*** Begin section ***
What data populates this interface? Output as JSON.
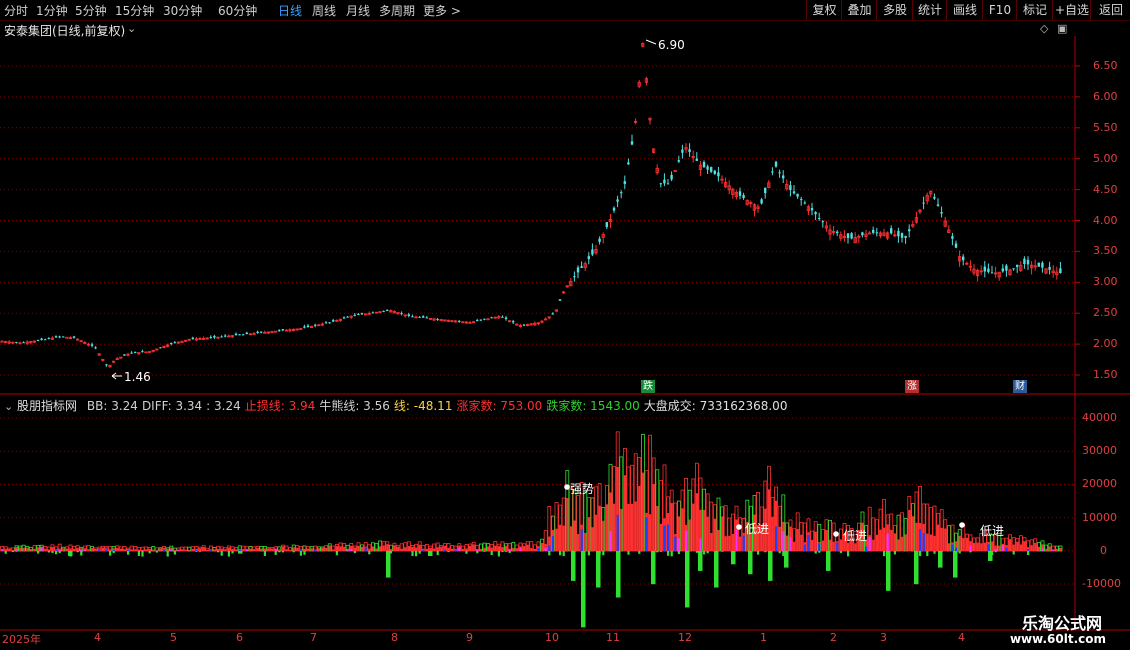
{
  "toolbar": {
    "period_tabs": [
      {
        "label": "分时"
      },
      {
        "label": "1分钟"
      },
      {
        "label": "5分钟"
      },
      {
        "label": "15分钟"
      },
      {
        "label": "30分钟"
      },
      {
        "label": "60分钟"
      },
      {
        "label": "日线"
      },
      {
        "label": "周线"
      },
      {
        "label": "月线"
      },
      {
        "label": "多周期"
      },
      {
        "label": "更多 >"
      }
    ],
    "active_tab": "日线",
    "right_buttons": [
      {
        "label": "复权"
      },
      {
        "label": "叠加"
      },
      {
        "label": "多股"
      },
      {
        "label": "统计"
      },
      {
        "label": "画线"
      },
      {
        "label": "F10"
      },
      {
        "label": "标记"
      },
      {
        "label": "+自选"
      },
      {
        "label": "返回"
      }
    ]
  },
  "price_panel": {
    "title": "安泰集团(日线,前复权)",
    "y_ticks": [
      "6.50",
      "6.00",
      "5.50",
      "5.00",
      "4.50",
      "4.00",
      "3.50",
      "3.00",
      "2.50",
      "2.00",
      "1.50"
    ],
    "high_label": "6.90",
    "low_label": "1.46",
    "badges": [
      {
        "text": "跌",
        "color": "#1a8a3a"
      },
      {
        "text": "涨",
        "color": "#b03030"
      },
      {
        "text": "财",
        "color": "#2a5a9a"
      }
    ]
  },
  "indicator_panel": {
    "name": "股朋指标网",
    "items": [
      {
        "text": "BB: 3.24",
        "color": "#d0d0d0"
      },
      {
        "text": "DIFF: 3.34",
        "color": "#d0d0d0"
      },
      {
        "text": ": 3.24",
        "color": "#d0d0d0"
      },
      {
        "text": "止损线: 3.94",
        "color": "#ff3030"
      },
      {
        "text": "牛熊线: 3.56",
        "color": "#d0d0d0"
      },
      {
        "text": "线: -48.11",
        "color": "#ffd040"
      },
      {
        "text": "涨家数: 753.00",
        "color": "#ff3030"
      },
      {
        "text": "跌家数: 1543.00",
        "color": "#30d030"
      },
      {
        "text": "大盘成交: 733162368.00",
        "color": "#e0e0e0"
      }
    ],
    "y_ticks": [
      "40000",
      "30000",
      "20000",
      "10000",
      "0",
      "-10000"
    ],
    "annotations": [
      "强势",
      "低进",
      "低进",
      "低进"
    ]
  },
  "date_axis": {
    "labels": [
      "2025年",
      "4",
      "5",
      "6",
      "7",
      "8",
      "9",
      "10",
      "11",
      "12",
      "1",
      "2",
      "3",
      "4"
    ]
  },
  "watermark": {
    "line1": "乐淘公式网",
    "line2": "www.60lt.com"
  },
  "colors": {
    "up": "#ff3030",
    "down": "#50e0e0",
    "green": "#30e030",
    "blue": "#1f3fff",
    "magenta": "#ff30ff",
    "grid": "#8a0000"
  },
  "chart_data": {
    "type": "candlestick",
    "price_series_points": [
      [
        0,
        2.05
      ],
      [
        20,
        2.02
      ],
      [
        40,
        2.06
      ],
      [
        60,
        2.12
      ],
      [
        75,
        2.1
      ],
      [
        95,
        1.95
      ],
      [
        108,
        1.62
      ],
      [
        115,
        1.75
      ],
      [
        130,
        1.85
      ],
      [
        150,
        1.88
      ],
      [
        170,
        2.0
      ],
      [
        190,
        2.08
      ],
      [
        210,
        2.1
      ],
      [
        240,
        2.15
      ],
      [
        270,
        2.2
      ],
      [
        300,
        2.25
      ],
      [
        330,
        2.35
      ],
      [
        350,
        2.45
      ],
      [
        370,
        2.5
      ],
      [
        390,
        2.55
      ],
      [
        410,
        2.45
      ],
      [
        440,
        2.4
      ],
      [
        470,
        2.35
      ],
      [
        500,
        2.45
      ],
      [
        520,
        2.3
      ],
      [
        540,
        2.35
      ],
      [
        555,
        2.5
      ],
      [
        565,
        2.9
      ],
      [
        580,
        3.2
      ],
      [
        595,
        3.5
      ],
      [
        610,
        4.0
      ],
      [
        625,
        4.6
      ],
      [
        635,
        5.5
      ],
      [
        643,
        6.9
      ],
      [
        652,
        5.3
      ],
      [
        660,
        4.6
      ],
      [
        670,
        4.6
      ],
      [
        685,
        5.2
      ],
      [
        700,
        4.9
      ],
      [
        720,
        4.7
      ],
      [
        740,
        4.4
      ],
      [
        760,
        4.2
      ],
      [
        775,
        4.9
      ],
      [
        790,
        4.5
      ],
      [
        810,
        4.2
      ],
      [
        830,
        3.85
      ],
      [
        850,
        3.7
      ],
      [
        870,
        3.8
      ],
      [
        890,
        3.8
      ],
      [
        905,
        3.7
      ],
      [
        915,
        4.0
      ],
      [
        930,
        4.5
      ],
      [
        945,
        4.0
      ],
      [
        960,
        3.4
      ],
      [
        975,
        3.2
      ],
      [
        995,
        3.15
      ],
      [
        1010,
        3.2
      ],
      [
        1025,
        3.3
      ],
      [
        1040,
        3.25
      ],
      [
        1060,
        3.15
      ]
    ],
    "indicator_envelope": [
      [
        0,
        1500
      ],
      [
        60,
        2000
      ],
      [
        100,
        1500
      ],
      [
        200,
        1500
      ],
      [
        300,
        1800
      ],
      [
        380,
        3000
      ],
      [
        450,
        2500
      ],
      [
        540,
        3000
      ],
      [
        560,
        25000
      ],
      [
        575,
        30000
      ],
      [
        600,
        20000
      ],
      [
        615,
        38000
      ],
      [
        630,
        30000
      ],
      [
        643,
        42000
      ],
      [
        660,
        28000
      ],
      [
        680,
        18000
      ],
      [
        690,
        32000
      ],
      [
        710,
        20000
      ],
      [
        730,
        12000
      ],
      [
        750,
        15000
      ],
      [
        770,
        26000
      ],
      [
        790,
        12000
      ],
      [
        810,
        10000
      ],
      [
        850,
        8000
      ],
      [
        880,
        16000
      ],
      [
        900,
        12000
      ],
      [
        925,
        24000
      ],
      [
        945,
        12000
      ],
      [
        960,
        8000
      ],
      [
        990,
        6000
      ],
      [
        1020,
        5000
      ],
      [
        1060,
        2000
      ]
    ],
    "green_bars": [
      [
        70,
        -1500
      ],
      [
        240,
        -800
      ],
      [
        388,
        -8000
      ],
      [
        430,
        -1500
      ],
      [
        573,
        -9000
      ],
      [
        583,
        -23000
      ],
      [
        598,
        -11000
      ],
      [
        618,
        -14000
      ],
      [
        653,
        -10000
      ],
      [
        687,
        -17000
      ],
      [
        700,
        -6000
      ],
      [
        716,
        -11000
      ],
      [
        733,
        -4000
      ],
      [
        750,
        -7000
      ],
      [
        770,
        -9000
      ],
      [
        786,
        -5000
      ],
      [
        828,
        -6000
      ],
      [
        888,
        -12000
      ],
      [
        916,
        -10000
      ],
      [
        940,
        -5000
      ],
      [
        955,
        -8000
      ],
      [
        990,
        -3000
      ]
    ]
  }
}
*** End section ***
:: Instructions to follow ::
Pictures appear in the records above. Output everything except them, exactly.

:: Result ::
What data populates this interface? Output as JSON.
{
  "toolbar": {
    "period_tabs": [
      {
        "label": "分时"
      },
      {
        "label": "1分钟"
      },
      {
        "label": "5分钟"
      },
      {
        "label": "15分钟"
      },
      {
        "label": "30分钟"
      },
      {
        "label": "60分钟"
      },
      {
        "label": "日线"
      },
      {
        "label": "周线"
      },
      {
        "label": "月线"
      },
      {
        "label": "多周期"
      },
      {
        "label": "更多 >"
      }
    ],
    "active_tab": "日线",
    "right_buttons": [
      {
        "label": "复权"
      },
      {
        "label": "叠加"
      },
      {
        "label": "多股"
      },
      {
        "label": "统计"
      },
      {
        "label": "画线"
      },
      {
        "label": "F10"
      },
      {
        "label": "标记"
      },
      {
        "label": "+自选"
      },
      {
        "label": "返回"
      }
    ]
  },
  "price_panel": {
    "title": "安泰集团(日线,前复权)",
    "y_ticks": [
      "6.50",
      "6.00",
      "5.50",
      "5.00",
      "4.50",
      "4.00",
      "3.50",
      "3.00",
      "2.50",
      "2.00",
      "1.50"
    ],
    "high_label": "6.90",
    "low_label": "1.46",
    "badges": [
      {
        "text": "跌",
        "color": "#1a8a3a"
      },
      {
        "text": "涨",
        "color": "#b03030"
      },
      {
        "text": "财",
        "color": "#2a5a9a"
      }
    ]
  },
  "indicator_panel": {
    "name": "股朋指标网",
    "items": [
      {
        "text": "BB: 3.24",
        "color": "#d0d0d0"
      },
      {
        "text": "DIFF: 3.34",
        "color": "#d0d0d0"
      },
      {
        "text": ": 3.24",
        "color": "#d0d0d0"
      },
      {
        "text": "止损线: 3.94",
        "color": "#ff3030"
      },
      {
        "text": "牛熊线: 3.56",
        "color": "#d0d0d0"
      },
      {
        "text": "线: -48.11",
        "color": "#ffd040"
      },
      {
        "text": "涨家数: 753.00",
        "color": "#ff3030"
      },
      {
        "text": "跌家数: 1543.00",
        "color": "#30d030"
      },
      {
        "text": "大盘成交: 733162368.00",
        "color": "#e0e0e0"
      }
    ],
    "y_ticks": [
      "40000",
      "30000",
      "20000",
      "10000",
      "0",
      "-10000"
    ],
    "annotations": [
      "强势",
      "低进",
      "低进",
      "低进"
    ]
  },
  "date_axis": {
    "labels": [
      "2025年",
      "4",
      "5",
      "6",
      "7",
      "8",
      "9",
      "10",
      "11",
      "12",
      "1",
      "2",
      "3",
      "4"
    ]
  },
  "watermark": {
    "line1": "乐淘公式网",
    "line2": "www.60lt.com"
  },
  "colors": {
    "up": "#ff3030",
    "down": "#50e0e0",
    "green": "#30e030",
    "blue": "#1f3fff",
    "magenta": "#ff30ff",
    "grid": "#8a0000"
  },
  "chart_data": {
    "type": "candlestick",
    "price_series_points": [
      [
        0,
        2.05
      ],
      [
        20,
        2.02
      ],
      [
        40,
        2.06
      ],
      [
        60,
        2.12
      ],
      [
        75,
        2.1
      ],
      [
        95,
        1.95
      ],
      [
        108,
        1.62
      ],
      [
        115,
        1.75
      ],
      [
        130,
        1.85
      ],
      [
        150,
        1.88
      ],
      [
        170,
        2.0
      ],
      [
        190,
        2.08
      ],
      [
        210,
        2.1
      ],
      [
        240,
        2.15
      ],
      [
        270,
        2.2
      ],
      [
        300,
        2.25
      ],
      [
        330,
        2.35
      ],
      [
        350,
        2.45
      ],
      [
        370,
        2.5
      ],
      [
        390,
        2.55
      ],
      [
        410,
        2.45
      ],
      [
        440,
        2.4
      ],
      [
        470,
        2.35
      ],
      [
        500,
        2.45
      ],
      [
        520,
        2.3
      ],
      [
        540,
        2.35
      ],
      [
        555,
        2.5
      ],
      [
        565,
        2.9
      ],
      [
        580,
        3.2
      ],
      [
        595,
        3.5
      ],
      [
        610,
        4.0
      ],
      [
        625,
        4.6
      ],
      [
        635,
        5.5
      ],
      [
        643,
        6.9
      ],
      [
        652,
        5.3
      ],
      [
        660,
        4.6
      ],
      [
        670,
        4.6
      ],
      [
        685,
        5.2
      ],
      [
        700,
        4.9
      ],
      [
        720,
        4.7
      ],
      [
        740,
        4.4
      ],
      [
        760,
        4.2
      ],
      [
        775,
        4.9
      ],
      [
        790,
        4.5
      ],
      [
        810,
        4.2
      ],
      [
        830,
        3.85
      ],
      [
        850,
        3.7
      ],
      [
        870,
        3.8
      ],
      [
        890,
        3.8
      ],
      [
        905,
        3.7
      ],
      [
        915,
        4.0
      ],
      [
        930,
        4.5
      ],
      [
        945,
        4.0
      ],
      [
        960,
        3.4
      ],
      [
        975,
        3.2
      ],
      [
        995,
        3.15
      ],
      [
        1010,
        3.2
      ],
      [
        1025,
        3.3
      ],
      [
        1040,
        3.25
      ],
      [
        1060,
        3.15
      ]
    ],
    "indicator_envelope": [
      [
        0,
        1500
      ],
      [
        60,
        2000
      ],
      [
        100,
        1500
      ],
      [
        200,
        1500
      ],
      [
        300,
        1800
      ],
      [
        380,
        3000
      ],
      [
        450,
        2500
      ],
      [
        540,
        3000
      ],
      [
        560,
        25000
      ],
      [
        575,
        30000
      ],
      [
        600,
        20000
      ],
      [
        615,
        38000
      ],
      [
        630,
        30000
      ],
      [
        643,
        42000
      ],
      [
        660,
        28000
      ],
      [
        680,
        18000
      ],
      [
        690,
        32000
      ],
      [
        710,
        20000
      ],
      [
        730,
        12000
      ],
      [
        750,
        15000
      ],
      [
        770,
        26000
      ],
      [
        790,
        12000
      ],
      [
        810,
        10000
      ],
      [
        850,
        8000
      ],
      [
        880,
        16000
      ],
      [
        900,
        12000
      ],
      [
        925,
        24000
      ],
      [
        945,
        12000
      ],
      [
        960,
        8000
      ],
      [
        990,
        6000
      ],
      [
        1020,
        5000
      ],
      [
        1060,
        2000
      ]
    ],
    "green_bars": [
      [
        70,
        -1500
      ],
      [
        240,
        -800
      ],
      [
        388,
        -8000
      ],
      [
        430,
        -1500
      ],
      [
        573,
        -9000
      ],
      [
        583,
        -23000
      ],
      [
        598,
        -11000
      ],
      [
        618,
        -14000
      ],
      [
        653,
        -10000
      ],
      [
        687,
        -17000
      ],
      [
        700,
        -6000
      ],
      [
        716,
        -11000
      ],
      [
        733,
        -4000
      ],
      [
        750,
        -7000
      ],
      [
        770,
        -9000
      ],
      [
        786,
        -5000
      ],
      [
        828,
        -6000
      ],
      [
        888,
        -12000
      ],
      [
        916,
        -10000
      ],
      [
        940,
        -5000
      ],
      [
        955,
        -8000
      ],
      [
        990,
        -3000
      ]
    ]
  }
}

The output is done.